• Economic Personalism. When you purchase a copy of Economic Personalism: Property, Power and Justice for Every Person, be sure you post a review after you’ve read it. It is available on both Amazon and Barnes and Noble at the cover price of $10 per copy. You can also download the free copy in .pdf available from the CESJ website. If you’d like to order in bulk (i.e., ten or more copies) at the wholesale price, send an email to firstname.lastname@example.org for details. CESJ members get a $2 rebate per copy on submission of proof of purchase. Wholesale case lots of 52 copies are available at $350, plus shipping (whole case lots ONLY). Prices are in U.S. dollars.
• Sensus Fidelium Videos, Update. CESJ’s series of videos for Sensus Fidelium are doing very well, with over 155,000 total views. The latest Sensus Fidelium video is “The Five Levers of Change.” The video is part of the series on the book, Economic Personalism. The latest completed series on “the Great Reset” can be found on the “Playlist” for the series. The previous series of sixteen videos on socialism is available by clicking on the link: “Socialism, Modernism, and the New Age,” along with some book reviews and other selected topics. For “interfaith” presentations to a Catholic audience they’ve proved to be popular, edging up to 150,000 views to date. They aren’t really “Just Third Way videos,” but they do incorporate a Just Third Way perspective. You can access the playlist for the entire series. The point of the videos is to explain how socialism and socialist assumptions got such a stranglehold on the understanding of the role of the State and thus the interpretation of Catholic social teaching, and even the way non-Catholics and even non-Christians understand the roles of Church, State, and Family, and the human persons place in society.
• Shop online and support CESJ’s work!
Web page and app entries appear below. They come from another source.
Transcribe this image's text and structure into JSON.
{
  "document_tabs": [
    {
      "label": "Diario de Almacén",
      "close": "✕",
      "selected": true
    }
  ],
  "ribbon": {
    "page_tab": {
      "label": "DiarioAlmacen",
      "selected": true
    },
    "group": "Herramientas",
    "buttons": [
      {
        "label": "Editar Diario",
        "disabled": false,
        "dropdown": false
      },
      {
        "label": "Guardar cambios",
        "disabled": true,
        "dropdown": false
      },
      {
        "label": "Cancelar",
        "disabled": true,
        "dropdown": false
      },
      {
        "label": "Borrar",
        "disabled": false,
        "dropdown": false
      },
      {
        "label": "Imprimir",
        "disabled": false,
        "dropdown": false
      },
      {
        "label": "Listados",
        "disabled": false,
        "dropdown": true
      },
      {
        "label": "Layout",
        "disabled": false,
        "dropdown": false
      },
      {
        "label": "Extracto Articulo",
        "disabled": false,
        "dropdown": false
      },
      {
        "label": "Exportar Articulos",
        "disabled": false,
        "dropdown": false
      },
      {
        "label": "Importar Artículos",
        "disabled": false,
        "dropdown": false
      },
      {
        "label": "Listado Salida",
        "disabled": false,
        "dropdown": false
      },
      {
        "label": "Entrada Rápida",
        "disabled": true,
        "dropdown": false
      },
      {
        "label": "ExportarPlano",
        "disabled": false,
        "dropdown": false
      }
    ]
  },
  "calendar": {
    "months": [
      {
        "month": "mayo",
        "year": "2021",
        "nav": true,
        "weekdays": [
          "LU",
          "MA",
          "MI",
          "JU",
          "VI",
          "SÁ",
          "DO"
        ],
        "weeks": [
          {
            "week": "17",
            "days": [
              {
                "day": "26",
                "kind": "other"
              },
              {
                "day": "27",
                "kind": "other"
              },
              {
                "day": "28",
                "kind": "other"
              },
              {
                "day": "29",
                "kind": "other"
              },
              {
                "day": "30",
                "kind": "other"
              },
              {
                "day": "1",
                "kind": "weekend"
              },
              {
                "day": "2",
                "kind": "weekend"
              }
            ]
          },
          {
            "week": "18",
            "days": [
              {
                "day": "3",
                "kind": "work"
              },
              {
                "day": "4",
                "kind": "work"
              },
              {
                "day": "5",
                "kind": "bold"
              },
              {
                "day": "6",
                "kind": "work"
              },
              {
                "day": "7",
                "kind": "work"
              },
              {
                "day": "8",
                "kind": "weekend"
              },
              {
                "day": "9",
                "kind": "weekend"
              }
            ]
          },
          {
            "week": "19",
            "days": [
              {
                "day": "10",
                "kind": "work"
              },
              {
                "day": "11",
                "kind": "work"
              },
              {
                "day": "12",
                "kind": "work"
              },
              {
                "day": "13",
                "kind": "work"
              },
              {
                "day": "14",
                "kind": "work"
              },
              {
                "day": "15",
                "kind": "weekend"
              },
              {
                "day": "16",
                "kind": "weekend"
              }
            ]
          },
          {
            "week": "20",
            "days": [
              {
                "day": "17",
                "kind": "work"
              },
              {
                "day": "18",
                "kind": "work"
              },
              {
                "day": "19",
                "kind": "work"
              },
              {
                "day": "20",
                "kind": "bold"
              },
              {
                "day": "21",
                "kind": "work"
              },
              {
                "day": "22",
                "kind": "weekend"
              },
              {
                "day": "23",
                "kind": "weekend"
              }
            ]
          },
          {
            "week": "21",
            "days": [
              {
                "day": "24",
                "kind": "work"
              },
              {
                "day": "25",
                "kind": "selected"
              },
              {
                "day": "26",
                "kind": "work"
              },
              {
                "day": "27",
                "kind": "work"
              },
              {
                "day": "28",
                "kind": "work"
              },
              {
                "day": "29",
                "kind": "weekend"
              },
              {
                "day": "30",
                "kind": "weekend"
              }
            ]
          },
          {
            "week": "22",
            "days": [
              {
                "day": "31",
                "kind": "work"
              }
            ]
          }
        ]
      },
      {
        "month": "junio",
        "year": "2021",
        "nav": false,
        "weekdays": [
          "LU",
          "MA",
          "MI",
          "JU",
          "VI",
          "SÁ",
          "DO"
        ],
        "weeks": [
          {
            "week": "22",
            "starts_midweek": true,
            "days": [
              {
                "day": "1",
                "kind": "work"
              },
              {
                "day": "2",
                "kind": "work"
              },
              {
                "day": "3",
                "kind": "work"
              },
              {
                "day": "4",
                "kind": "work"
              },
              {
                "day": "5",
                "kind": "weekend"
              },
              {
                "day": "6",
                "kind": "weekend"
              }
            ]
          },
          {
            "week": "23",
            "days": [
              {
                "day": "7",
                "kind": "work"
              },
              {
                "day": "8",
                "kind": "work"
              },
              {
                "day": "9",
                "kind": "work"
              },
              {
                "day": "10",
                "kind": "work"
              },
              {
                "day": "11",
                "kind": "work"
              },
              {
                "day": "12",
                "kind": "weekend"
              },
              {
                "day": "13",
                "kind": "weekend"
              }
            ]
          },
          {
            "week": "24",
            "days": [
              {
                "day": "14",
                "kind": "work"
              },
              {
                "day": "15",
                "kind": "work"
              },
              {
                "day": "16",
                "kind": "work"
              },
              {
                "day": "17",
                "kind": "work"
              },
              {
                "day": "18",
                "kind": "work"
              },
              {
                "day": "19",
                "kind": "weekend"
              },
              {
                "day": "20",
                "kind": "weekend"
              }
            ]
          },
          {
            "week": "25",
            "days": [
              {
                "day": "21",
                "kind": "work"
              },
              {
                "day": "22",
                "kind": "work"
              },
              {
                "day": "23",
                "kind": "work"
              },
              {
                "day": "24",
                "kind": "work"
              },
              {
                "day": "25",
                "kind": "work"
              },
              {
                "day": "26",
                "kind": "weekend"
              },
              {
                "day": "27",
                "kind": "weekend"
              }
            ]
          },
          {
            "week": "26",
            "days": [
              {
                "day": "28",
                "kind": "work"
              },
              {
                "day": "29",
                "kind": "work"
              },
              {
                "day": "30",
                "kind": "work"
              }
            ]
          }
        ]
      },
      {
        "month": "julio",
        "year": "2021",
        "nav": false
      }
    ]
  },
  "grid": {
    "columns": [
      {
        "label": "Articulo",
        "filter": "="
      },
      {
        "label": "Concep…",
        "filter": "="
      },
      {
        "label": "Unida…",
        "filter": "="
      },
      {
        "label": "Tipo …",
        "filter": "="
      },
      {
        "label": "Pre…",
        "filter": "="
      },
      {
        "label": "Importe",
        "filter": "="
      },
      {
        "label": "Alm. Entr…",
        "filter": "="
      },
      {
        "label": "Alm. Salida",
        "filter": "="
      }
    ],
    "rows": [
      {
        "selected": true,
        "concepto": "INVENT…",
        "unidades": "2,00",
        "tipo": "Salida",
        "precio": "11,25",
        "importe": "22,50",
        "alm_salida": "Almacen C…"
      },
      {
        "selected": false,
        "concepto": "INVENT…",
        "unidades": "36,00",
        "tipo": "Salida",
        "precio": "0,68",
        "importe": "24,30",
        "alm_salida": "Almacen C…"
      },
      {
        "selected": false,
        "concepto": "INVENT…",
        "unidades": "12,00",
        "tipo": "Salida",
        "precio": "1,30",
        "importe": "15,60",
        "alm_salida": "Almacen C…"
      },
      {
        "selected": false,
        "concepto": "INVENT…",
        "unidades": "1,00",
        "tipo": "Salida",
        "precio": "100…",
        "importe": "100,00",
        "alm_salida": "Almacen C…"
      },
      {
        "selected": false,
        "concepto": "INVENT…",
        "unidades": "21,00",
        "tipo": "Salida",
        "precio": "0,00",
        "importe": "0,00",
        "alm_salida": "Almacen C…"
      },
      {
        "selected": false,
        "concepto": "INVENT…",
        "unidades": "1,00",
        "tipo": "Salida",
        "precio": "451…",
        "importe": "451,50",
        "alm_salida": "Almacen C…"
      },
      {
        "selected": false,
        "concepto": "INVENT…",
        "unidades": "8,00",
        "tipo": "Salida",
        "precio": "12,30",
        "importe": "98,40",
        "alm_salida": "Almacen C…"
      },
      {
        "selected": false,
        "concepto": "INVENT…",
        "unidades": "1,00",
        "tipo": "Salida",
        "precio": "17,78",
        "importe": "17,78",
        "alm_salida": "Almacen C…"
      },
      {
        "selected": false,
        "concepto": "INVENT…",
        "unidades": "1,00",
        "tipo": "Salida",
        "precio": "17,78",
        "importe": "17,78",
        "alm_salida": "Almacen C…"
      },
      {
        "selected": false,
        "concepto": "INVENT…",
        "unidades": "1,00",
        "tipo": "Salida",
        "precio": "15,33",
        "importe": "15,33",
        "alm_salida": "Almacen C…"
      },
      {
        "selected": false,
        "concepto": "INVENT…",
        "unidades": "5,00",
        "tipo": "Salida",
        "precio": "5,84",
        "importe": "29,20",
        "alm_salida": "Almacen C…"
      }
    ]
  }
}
Did you know that by making your purchases through the Amazon Smile program, Amazon will make a contribution to CESJ? Here’s how: First, go to https://smile.amazon.com/. Next, sign in to your Amazon account. (If you don’t have an account with Amazon, you can create one by clicking on the tiny little link below the “Sign in using our secure server” button.) Once you have signed into your account, you need to select CESJ as your charity — and you have to be careful to do it exactly this way: in the space provided for “Or select your own charitable organization” type “Center for Economic and Social Justice Arlington.” If you type anything else, you will either get no results or more than you want to sift through. Once you’ve typed (or copied and pasted) “Center for Economic and Social Justice Arlington” into the space provided, hit “Select” — and you will be taken to the Amazon shopping site, all ready to go.
• Blog Readership. We have had visitors from 19 different countries and 26 states, provinces, and territories in the United States and Canada to this blog over the past week. Most visitors are from the United States, Kenya, Sweden, Canada, and Ireland. The most popular postings this past week in descending order were “The Purpose of Production,” “Vladimir Putin and the New Christianity,” “News from the Network, Vol. 15, No. 19,” “Sticking to Your Guns: Rights and Wrongs,” and “JTW Podcast: Archangel Radio on The Greater Reset.”
Those are the happenings for this week, at least those that we know about. If you have an accomplishment that you think should be listed, send us a note about it at mgreaney [at] cesj [dot] org, and well see that it gets into the next “issue.” Due to imprudent language on the part of some commentators, we removed temptation and disabled comments.#30#